In the Eye of the Storm: Reflections from the Second Pacific Climate Change Conference

This publication is the product of the second biennial Pacific Climate Change Conference held in Wellington in 2018. A diverse range of experts have addressed the current state of the Pacific, researching and writing chapters on: the physical science of climate change; impacts and adaptation; mitigation techniques; politics and security; international cooperation; domestic and international legal issues; economics and business; communication through the arts and media; and matters of faith and spirituality.

Who Defines Atoll 'Uninhabitability'?

Carol Farbotko and John Campbell argue that the qualities that make a particular place acceptable to live in are culturally and historically specific, involving local knowledges, cosmologies and place attachments. climate-exposed atoll populations have the right to have their experience and knowledge of habitability - and their perceived
thresholds of uninhabitability - central to science, law, policy and planning that seeks to address sea level rise


Toda Policy Briefs and the Toda Pacific Declaration on Climate Change, Conflict and Peace

a) Toda Declaration on Climate Change, Conflict and Peace

b) Climate Change, Migration and Land in Oceania - John R. Campbell

c) Climate Change, Relocation and Peacebuilding in Fiji: Challenges, Debates and Ways Forward - Volker Boege and Ria Shibata

d) Climate Change, Population Mobility and Relocation in Oceania - John R. Campbell

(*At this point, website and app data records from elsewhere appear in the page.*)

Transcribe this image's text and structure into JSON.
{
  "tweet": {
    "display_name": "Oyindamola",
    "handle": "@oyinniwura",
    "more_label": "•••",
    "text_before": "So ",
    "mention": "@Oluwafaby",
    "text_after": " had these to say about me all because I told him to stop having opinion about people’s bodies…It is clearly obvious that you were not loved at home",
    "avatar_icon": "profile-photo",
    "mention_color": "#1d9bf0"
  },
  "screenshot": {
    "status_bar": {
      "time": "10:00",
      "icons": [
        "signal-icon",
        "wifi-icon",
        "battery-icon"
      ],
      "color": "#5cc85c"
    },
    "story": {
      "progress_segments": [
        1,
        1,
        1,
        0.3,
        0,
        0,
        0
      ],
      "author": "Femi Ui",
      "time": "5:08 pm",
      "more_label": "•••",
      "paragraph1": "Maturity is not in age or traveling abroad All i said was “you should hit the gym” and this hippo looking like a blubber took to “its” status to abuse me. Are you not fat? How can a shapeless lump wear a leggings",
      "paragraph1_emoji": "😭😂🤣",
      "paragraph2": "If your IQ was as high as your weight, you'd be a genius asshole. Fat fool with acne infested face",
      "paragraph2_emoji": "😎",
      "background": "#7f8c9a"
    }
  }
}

Part I: Background and Concepts

Part II: Origins, Destinations, and Community Relocation